Aug. 12. from 10 a.m. to 3 p.m. in
the parking lot of the post office.
Administrative assistant Rip
Collins will meet with visitors.
Orlando "Tubby" Smith has
joined the Hoke County High
School faculty as head basketball
coach for the 1977-78 school year,
replacing Rodney Johnson who has
gone to Asheville High School.
Smith. 2b, is a native of Scot
land, Md. and comes to his new
post after four years of coaching at
Great Mills High School in his
He earned his bachelor's degree
in physical education and health at
(Sec SMITH. Page 15)
Skydiver Killed As
Both Chutes F ail
A Fayetteville woman para
chutist was killed Sunday at
Raeford Airport after both her
main and reserve chutes failed
Tammy Lea O'Donnell, 19,
of 7224 Ainsley St., Fayetteville,
was making her 675th free fall
jump around noon when the
Miss O'Donnell exited the
aircraft at 10,500 feet with nine
others to perform a "relative
work" style jump in which the
divers form a circle. Gene
Thacker of Raeford Aviation
Miss O'Donnell was wearing
a custom-made tandem type
chute in which the main and
reserve canopies are both car
ried on the back, Thacker said.
At 2,500 feet, she pulled her
main chute but experienced a
malfunction and the chute
failed to deploy. She then pulled
the reserve and it failed to open,
In a report this week to the
Federal Aviation Administra
tion and the U.S. Parachutist
Association, Thacker noted that
the reserve ripcord cable was
almost completely severed after
a swage nut had come off. the
condition could not have been
detected by visual inspection,
Thacker, who was the wo
man's instructor for about two
years, estimated that she had
used the chute, a copy of the
Australian Kangaroo model,
less than a dozen times. She was
making her first jump of the day
Sunday when the accident hap
Miss O'Donnell, who was
trying to qualify for the U.S.
team in time for the 1978 world
competition, began skydiving at
age 16 after watching her father
jump with the 82nd Airborne
Division at Ft. Bragg.
"She was a very competent
jumper, she had a lot of

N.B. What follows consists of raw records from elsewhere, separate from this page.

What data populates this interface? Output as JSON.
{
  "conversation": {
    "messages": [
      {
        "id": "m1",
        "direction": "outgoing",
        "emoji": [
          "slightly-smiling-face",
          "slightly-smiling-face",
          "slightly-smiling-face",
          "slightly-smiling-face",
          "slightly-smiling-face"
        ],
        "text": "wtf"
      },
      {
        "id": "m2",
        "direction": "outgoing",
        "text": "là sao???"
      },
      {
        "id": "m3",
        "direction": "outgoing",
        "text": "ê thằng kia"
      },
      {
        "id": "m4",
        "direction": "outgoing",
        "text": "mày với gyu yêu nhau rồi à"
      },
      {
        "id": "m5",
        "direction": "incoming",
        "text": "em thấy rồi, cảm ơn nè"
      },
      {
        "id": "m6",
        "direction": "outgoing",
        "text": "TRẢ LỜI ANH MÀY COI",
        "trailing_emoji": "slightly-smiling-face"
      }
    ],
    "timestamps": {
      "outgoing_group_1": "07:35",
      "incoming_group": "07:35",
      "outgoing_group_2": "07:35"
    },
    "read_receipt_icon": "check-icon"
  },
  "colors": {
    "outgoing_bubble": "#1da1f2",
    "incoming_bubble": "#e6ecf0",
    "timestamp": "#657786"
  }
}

potential," Thacker said. "If
she had continued to pull on the
main it would have opened, but
she did what I or anyone else
probably would have done. She
wouldn't have panicked."
The fatality marked the first
skydiving death at the airport in
recent times. Years ago when
the Army used the area a soldier
died in a jump.
CONSTRUCTION -- The forty apartment units, a Weaver Construction and Realty Co. project, being
constructed west of the 401 -bypass are rapidly taking shape. Plans were announced for 8 one-bedroom units. 24
two-bedroom units and 8 three-bedroom units in the S500.000 development. ( Photo by Marty Vega]